— THE PROBLEM —
Within the data below, copy each line where the string "accent" is found.

— DATASET CONTENT —
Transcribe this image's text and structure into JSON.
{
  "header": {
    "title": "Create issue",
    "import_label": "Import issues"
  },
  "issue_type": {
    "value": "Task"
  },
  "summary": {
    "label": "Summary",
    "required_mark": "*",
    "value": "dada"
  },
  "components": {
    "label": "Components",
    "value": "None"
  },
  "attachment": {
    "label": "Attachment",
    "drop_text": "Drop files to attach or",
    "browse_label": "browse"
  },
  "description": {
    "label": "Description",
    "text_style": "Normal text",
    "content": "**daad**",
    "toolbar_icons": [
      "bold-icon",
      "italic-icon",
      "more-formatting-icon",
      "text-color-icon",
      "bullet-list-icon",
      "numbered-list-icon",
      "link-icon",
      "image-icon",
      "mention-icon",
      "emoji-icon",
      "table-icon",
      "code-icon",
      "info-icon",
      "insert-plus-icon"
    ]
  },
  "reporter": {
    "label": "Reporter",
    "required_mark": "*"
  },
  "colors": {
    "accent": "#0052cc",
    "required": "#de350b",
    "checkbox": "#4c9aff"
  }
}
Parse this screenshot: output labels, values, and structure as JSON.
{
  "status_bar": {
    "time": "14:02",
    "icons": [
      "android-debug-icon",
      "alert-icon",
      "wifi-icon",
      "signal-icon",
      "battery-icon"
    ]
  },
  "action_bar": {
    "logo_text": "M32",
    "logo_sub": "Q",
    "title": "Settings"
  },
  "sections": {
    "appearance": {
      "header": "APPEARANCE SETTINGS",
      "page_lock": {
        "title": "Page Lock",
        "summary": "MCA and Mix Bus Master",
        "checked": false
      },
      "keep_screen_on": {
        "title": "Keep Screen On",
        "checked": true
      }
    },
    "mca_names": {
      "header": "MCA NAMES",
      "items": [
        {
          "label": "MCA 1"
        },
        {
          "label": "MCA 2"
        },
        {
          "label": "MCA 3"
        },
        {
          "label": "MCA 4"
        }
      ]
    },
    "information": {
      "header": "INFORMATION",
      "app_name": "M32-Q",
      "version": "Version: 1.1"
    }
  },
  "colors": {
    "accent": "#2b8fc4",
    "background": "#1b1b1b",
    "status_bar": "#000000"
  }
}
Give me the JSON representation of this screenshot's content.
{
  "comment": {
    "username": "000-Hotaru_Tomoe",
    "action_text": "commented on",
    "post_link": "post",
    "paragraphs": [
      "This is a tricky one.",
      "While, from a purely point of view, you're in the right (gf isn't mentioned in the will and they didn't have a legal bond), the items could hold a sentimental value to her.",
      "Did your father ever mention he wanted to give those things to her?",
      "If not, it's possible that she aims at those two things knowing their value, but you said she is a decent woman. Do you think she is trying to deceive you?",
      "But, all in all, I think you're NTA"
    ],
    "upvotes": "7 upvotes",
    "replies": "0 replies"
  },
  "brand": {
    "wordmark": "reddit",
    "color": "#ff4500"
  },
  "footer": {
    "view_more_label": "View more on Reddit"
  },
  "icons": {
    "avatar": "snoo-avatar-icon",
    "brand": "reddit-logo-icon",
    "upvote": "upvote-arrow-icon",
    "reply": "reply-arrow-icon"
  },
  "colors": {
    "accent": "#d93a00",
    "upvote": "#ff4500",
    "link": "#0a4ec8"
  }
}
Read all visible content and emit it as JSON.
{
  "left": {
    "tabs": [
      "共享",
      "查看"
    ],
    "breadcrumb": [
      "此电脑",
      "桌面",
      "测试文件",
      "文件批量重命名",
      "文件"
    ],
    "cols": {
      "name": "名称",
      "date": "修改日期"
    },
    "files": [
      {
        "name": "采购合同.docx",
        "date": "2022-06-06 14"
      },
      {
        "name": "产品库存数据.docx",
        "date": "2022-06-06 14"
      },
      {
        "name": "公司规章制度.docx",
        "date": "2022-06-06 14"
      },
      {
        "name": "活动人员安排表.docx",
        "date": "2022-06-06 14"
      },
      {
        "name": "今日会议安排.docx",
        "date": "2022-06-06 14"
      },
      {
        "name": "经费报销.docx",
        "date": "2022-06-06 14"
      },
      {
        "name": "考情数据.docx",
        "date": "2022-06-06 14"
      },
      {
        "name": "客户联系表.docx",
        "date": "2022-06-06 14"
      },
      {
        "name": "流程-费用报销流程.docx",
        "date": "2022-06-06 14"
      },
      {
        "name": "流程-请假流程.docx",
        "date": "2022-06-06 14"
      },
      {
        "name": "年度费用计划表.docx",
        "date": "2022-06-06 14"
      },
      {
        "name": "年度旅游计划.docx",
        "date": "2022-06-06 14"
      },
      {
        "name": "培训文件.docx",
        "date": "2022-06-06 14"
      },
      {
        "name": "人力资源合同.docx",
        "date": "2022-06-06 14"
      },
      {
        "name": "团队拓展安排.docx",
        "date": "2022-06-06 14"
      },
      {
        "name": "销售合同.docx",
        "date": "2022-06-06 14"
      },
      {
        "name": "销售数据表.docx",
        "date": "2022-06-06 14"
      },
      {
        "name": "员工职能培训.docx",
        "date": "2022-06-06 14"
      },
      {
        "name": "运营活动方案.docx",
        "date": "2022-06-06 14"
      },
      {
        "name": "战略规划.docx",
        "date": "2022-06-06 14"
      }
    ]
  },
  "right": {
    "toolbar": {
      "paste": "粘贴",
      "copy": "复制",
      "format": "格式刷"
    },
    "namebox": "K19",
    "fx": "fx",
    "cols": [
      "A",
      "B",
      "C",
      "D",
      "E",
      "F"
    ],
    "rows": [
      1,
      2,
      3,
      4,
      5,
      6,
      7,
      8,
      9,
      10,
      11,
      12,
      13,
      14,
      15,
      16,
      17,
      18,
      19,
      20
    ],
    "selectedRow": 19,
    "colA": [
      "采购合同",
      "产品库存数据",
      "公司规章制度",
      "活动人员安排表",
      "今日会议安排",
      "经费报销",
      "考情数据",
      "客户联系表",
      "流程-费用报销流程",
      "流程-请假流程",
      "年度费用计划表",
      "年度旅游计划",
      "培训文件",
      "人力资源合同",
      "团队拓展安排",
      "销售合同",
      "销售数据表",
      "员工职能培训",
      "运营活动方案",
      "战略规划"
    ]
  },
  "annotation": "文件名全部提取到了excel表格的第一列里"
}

— SOLUTION FOR THIS EXERCISE —
    "accent": "#0052cc",
    "accent": "#2b8fc4",
    "accent": "#d93a00",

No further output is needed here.